Top of Input data
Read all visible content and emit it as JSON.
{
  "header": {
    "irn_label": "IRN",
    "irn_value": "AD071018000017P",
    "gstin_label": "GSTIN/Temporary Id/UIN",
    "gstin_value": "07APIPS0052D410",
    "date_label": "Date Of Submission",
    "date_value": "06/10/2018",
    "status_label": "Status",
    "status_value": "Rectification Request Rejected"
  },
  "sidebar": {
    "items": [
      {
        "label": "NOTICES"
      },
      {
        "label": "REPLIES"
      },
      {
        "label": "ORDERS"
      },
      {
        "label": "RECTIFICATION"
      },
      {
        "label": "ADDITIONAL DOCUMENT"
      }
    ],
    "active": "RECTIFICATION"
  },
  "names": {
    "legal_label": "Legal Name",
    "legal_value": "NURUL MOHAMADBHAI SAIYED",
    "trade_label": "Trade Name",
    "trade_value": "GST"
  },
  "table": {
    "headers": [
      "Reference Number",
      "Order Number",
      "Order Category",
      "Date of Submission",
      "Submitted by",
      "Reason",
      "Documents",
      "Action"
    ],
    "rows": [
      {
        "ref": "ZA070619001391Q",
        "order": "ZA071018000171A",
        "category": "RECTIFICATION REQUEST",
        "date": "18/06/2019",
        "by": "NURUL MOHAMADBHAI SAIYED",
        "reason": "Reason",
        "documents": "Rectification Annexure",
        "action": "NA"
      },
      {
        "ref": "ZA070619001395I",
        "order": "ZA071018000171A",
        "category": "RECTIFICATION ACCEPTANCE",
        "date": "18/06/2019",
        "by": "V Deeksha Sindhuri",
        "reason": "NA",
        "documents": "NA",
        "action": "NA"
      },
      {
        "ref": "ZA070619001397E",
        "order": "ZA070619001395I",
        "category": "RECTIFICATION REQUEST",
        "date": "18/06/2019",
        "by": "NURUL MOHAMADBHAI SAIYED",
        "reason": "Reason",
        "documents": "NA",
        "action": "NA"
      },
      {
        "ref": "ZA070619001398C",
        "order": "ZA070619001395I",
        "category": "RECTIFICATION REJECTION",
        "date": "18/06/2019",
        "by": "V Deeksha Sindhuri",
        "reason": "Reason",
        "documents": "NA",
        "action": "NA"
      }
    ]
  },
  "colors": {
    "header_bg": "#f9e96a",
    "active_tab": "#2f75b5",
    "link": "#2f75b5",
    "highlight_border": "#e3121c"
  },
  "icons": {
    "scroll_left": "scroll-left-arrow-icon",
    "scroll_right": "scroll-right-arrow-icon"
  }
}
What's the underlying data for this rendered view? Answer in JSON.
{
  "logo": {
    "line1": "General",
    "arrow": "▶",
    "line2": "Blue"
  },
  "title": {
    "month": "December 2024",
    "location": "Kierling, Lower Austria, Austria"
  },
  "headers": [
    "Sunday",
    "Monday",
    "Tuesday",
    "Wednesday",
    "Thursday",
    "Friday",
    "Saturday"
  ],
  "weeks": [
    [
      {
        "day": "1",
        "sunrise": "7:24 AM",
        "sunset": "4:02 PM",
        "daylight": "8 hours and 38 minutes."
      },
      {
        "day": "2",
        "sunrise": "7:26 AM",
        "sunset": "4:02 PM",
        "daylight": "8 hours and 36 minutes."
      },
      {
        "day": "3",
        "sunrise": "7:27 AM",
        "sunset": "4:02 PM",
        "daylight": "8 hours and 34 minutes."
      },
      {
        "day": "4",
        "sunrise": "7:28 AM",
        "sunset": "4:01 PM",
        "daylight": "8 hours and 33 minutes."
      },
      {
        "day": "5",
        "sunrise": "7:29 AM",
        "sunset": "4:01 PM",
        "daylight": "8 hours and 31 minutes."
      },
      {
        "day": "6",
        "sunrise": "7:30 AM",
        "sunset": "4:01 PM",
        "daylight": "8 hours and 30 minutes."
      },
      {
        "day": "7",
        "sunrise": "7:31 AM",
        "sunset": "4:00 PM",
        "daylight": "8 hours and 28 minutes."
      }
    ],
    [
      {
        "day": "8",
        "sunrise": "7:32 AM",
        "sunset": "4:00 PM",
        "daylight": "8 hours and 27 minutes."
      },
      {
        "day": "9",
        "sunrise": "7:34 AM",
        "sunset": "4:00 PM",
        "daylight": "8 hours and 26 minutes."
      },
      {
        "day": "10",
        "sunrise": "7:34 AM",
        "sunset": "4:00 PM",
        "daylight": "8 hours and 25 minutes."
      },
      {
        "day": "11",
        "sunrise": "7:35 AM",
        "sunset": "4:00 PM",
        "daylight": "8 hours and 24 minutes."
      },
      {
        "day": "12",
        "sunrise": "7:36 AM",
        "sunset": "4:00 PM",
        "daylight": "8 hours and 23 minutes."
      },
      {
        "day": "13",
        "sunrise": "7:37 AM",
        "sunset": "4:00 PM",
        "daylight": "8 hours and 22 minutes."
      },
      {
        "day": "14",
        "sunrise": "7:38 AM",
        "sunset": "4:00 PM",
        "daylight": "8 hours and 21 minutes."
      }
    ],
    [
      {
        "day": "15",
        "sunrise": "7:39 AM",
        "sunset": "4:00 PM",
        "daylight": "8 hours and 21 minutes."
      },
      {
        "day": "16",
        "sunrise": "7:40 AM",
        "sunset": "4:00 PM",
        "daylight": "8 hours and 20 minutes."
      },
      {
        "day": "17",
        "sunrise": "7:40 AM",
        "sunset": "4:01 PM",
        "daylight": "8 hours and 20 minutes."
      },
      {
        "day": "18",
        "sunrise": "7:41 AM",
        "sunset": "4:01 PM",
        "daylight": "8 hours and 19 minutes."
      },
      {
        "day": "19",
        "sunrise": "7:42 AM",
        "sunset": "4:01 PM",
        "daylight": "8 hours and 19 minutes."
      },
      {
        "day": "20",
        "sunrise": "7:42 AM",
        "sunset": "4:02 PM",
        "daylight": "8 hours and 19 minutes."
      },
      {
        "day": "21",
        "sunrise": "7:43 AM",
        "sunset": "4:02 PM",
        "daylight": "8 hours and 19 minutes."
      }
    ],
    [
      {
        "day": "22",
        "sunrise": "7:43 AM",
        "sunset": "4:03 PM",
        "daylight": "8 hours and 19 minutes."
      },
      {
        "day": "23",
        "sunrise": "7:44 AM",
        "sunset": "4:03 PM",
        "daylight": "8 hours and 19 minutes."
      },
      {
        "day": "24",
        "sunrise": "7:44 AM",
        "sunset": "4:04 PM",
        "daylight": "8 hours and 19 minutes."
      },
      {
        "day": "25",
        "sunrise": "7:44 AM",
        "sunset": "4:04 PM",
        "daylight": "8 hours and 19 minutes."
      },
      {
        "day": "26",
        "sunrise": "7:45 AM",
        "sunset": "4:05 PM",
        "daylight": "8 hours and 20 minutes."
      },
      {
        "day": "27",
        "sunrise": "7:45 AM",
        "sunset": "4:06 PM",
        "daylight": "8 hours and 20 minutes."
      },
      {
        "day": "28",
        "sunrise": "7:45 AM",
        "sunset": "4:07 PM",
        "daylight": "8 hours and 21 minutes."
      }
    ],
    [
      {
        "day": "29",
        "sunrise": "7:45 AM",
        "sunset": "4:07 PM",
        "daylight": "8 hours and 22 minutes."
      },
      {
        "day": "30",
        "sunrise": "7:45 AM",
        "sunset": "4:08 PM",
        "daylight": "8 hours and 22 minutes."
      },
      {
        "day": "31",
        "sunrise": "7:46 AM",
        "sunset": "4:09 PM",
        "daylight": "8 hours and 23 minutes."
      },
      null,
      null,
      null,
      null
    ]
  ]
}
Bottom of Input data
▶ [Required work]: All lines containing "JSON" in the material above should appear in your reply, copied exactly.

▶ [Result for this exercise]:
Read all visible content and emit it as JSON.
What's the underlying data for this rendered view? Answer in JSON.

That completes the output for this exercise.